» **Data provided**:
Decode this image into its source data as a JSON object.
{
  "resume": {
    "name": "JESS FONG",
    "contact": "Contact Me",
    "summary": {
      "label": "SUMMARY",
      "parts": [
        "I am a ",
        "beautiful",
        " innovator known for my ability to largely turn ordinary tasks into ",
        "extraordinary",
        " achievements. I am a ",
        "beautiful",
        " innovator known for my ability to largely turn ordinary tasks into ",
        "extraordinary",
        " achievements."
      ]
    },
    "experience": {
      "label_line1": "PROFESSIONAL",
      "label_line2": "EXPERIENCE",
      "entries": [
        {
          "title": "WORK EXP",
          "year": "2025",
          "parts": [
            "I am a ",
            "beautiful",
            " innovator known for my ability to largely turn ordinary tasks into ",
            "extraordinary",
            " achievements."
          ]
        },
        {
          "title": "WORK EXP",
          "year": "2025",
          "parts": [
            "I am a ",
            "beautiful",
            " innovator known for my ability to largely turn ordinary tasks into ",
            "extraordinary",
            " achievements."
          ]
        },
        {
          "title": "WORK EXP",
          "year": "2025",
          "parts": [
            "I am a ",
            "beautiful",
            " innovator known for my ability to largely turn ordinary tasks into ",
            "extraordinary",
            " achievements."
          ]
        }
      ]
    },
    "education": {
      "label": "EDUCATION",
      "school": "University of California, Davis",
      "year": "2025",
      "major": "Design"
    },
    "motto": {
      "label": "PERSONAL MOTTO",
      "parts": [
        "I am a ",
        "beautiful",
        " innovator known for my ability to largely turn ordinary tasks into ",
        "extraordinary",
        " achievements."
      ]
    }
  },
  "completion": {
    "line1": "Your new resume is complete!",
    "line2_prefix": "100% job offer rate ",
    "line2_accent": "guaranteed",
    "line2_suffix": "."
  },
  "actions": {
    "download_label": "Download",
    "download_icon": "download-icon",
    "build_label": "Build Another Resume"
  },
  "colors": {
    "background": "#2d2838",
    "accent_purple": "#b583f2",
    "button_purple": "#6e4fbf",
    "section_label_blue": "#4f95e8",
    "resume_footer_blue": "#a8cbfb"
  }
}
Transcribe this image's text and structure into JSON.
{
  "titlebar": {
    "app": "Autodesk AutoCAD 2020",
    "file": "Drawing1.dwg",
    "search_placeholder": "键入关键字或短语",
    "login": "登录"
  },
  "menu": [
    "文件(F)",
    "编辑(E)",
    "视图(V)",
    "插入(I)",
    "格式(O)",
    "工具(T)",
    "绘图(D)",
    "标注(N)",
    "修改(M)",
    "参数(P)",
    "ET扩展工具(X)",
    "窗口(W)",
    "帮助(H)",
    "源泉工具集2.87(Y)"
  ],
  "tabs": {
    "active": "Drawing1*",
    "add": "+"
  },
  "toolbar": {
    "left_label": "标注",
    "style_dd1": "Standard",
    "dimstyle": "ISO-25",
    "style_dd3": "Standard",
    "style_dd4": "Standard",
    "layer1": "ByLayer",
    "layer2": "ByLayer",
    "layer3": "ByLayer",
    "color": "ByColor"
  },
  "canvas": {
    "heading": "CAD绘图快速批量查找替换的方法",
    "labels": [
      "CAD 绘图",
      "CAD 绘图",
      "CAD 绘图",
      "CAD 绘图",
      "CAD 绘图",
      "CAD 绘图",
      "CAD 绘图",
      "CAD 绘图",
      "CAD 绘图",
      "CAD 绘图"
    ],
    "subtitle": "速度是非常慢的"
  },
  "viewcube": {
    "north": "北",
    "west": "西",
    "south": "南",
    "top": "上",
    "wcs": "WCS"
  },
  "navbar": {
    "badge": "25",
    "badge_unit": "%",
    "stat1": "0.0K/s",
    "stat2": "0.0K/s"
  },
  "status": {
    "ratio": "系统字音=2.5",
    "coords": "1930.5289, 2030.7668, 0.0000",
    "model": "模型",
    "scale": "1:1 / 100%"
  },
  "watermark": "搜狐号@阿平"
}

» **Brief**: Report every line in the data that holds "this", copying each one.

» **Result**:
Decode this image into its source data as a JSON object.
Transcribe this image's text and structure into JSON.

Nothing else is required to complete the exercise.